**TASK BRIEF**
Write out the whole listing below so that every line matches exactly.

++++ EXTRACTED RECORDS

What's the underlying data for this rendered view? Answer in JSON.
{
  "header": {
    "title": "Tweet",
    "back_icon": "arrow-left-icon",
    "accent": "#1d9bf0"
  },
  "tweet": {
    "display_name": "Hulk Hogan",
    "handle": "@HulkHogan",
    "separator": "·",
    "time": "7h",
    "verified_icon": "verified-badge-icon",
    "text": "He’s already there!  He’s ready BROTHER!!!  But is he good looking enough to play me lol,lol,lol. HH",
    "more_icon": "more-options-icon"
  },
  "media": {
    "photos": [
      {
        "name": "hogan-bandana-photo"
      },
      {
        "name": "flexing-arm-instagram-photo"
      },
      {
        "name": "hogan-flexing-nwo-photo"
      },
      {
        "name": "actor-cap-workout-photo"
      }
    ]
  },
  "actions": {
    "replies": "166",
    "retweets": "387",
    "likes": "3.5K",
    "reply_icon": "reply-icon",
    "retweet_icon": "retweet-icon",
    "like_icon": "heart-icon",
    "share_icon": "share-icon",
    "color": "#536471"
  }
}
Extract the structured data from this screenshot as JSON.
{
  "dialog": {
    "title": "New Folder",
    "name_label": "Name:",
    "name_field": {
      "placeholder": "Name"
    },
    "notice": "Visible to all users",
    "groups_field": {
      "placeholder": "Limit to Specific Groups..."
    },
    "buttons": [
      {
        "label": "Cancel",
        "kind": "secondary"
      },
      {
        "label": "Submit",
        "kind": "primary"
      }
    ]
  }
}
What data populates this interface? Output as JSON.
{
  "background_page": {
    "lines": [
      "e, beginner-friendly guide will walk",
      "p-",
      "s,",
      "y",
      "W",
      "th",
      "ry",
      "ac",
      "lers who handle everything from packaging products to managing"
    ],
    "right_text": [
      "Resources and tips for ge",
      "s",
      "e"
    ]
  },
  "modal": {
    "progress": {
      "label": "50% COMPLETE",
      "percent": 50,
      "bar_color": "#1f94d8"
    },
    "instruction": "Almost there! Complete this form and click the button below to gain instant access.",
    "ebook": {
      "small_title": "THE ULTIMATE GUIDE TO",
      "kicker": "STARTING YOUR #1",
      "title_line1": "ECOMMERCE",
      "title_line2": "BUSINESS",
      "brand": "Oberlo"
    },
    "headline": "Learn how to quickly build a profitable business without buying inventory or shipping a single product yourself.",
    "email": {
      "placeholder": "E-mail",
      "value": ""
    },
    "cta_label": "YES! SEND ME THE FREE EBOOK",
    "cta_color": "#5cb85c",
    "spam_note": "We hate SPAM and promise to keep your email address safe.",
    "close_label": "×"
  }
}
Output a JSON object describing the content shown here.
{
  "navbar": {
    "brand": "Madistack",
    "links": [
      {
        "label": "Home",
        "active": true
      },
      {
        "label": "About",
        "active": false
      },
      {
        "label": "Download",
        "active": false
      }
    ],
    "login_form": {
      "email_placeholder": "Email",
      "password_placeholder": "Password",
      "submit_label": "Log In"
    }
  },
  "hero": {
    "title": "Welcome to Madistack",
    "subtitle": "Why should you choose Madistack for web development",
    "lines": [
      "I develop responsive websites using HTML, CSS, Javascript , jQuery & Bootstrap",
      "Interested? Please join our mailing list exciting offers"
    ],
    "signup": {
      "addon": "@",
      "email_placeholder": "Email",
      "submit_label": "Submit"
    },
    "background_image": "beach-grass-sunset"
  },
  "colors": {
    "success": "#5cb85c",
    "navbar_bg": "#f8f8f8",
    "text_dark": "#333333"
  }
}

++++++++

**PROBLEM SOLUTION**
What's the underlying data for this rendered view? Answer in JSON.
{
  "header": {
    "title": "Tweet",
    "back_icon": "arrow-left-icon",
    "accent": "#1d9bf0"
  },
  "tweet": {
    "display_name": "Hulk Hogan",
    "handle": "@HulkHogan",
    "separator": "·",
    "time": "7h",
    "verified_icon": "verified-badge-icon",
    "text": "He’s already there!  He’s ready BROTHER!!!  But is he good looking enough to play me lol,lol,lol. HH",
    "more_icon": "more-options-icon"
  },
  "media": {
    "photos": [
      {
        "name": "hogan-bandana-photo"
      },
      {
        "name": "flexing-arm-instagram-photo"
      },
      {
        "name": "hogan-flexing-nwo-photo"
      },
      {
        "name": "actor-cap-workout-photo"
      }
    ]
  },
  "actions": {
    "replies": "166",
    "retweets": "387",
    "likes": "3.5K",
    "reply_icon": "reply-icon",
    "retweet_icon": "retweet-icon",
    "like_icon": "heart-icon",
    "share_icon": "share-icon",
    "color": "#536471"
  }
}
Extract the structured data from this screenshot as JSON.
{
  "dialog": {
    "title": "New Folder",
    "name_label": "Name:",
    "name_field": {
      "placeholder": "Name"
    },
    "notice": "Visible to all users",
    "groups_field": {
      "placeholder": "Limit to Specific Groups..."
    },
    "buttons": [
      {
        "label": "Cancel",
        "kind": "secondary"
      },
      {
        "label": "Submit",
        "kind": "primary"
      }
    ]
  }
}
What data populates this interface? Output as JSON.
{
  "background_page": {
    "lines": [
      "e, beginner-friendly guide will walk",
      "p-",
      "s,",
      "y",
      "W",
      "th",
      "ry",
      "ac",
      "lers who handle everything from packaging products to managing"
    ],
    "right_text": [
      "Resources and tips for ge",
      "s",
      "e"
    ]
  },
  "modal": {
    "progress": {
      "label": "50% COMPLETE",
      "percent": 50,
      "bar_color": "#1f94d8"
    },
    "instruction": "Almost there! Complete this form and click the button below to gain instant access.",
    "ebook": {
      "small_title": "THE ULTIMATE GUIDE TO",
      "kicker": "STARTING YOUR #1",
      "title_line1": "ECOMMERCE",
      "title_line2": "BUSINESS",
      "brand": "Oberlo"
    },
    "headline": "Learn how to quickly build a profitable business without buying inventory or shipping a single product yourself.",
    "email": {
      "placeholder": "E-mail",
      "value": ""
    },
    "cta_label": "YES! SEND ME THE FREE EBOOK",
    "cta_color": "#5cb85c",
    "spam_note": "We hate SPAM and promise to keep your email address safe.",
    "close_label": "×"
  }
}
Output a JSON object describing the content shown here.
{
  "navbar": {
    "brand": "Madistack",
    "links": [
      {
        "label": "Home",
        "active": true
      },
      {
        "label": "About",
        "active": false
      },
      {
        "label": "Download",
        "active": false
      }
    ],
    "login_form": {
      "email_placeholder": "Email",
      "password_placeholder": "Password",
      "submit_label": "Log In"
    }
  },
  "hero": {
    "title": "Welcome to Madistack",
    "subtitle": "Why should you choose Madistack for web development",
    "lines": [
      "I develop responsive websites using HTML, CSS, Javascript , jQuery & Bootstrap",
      "Interested? Please join our mailing list exciting offers"
    ],
    "signup": {
      "addon": "@",
      "email_placeholder": "Email",
      "submit_label": "Submit"
    },
    "background_image": "beach-grass-sunset"
  },
  "colors": {
    "success": "#5cb85c",
    "navbar_bg": "#f8f8f8",
    "text_dark": "#333333"
  }
}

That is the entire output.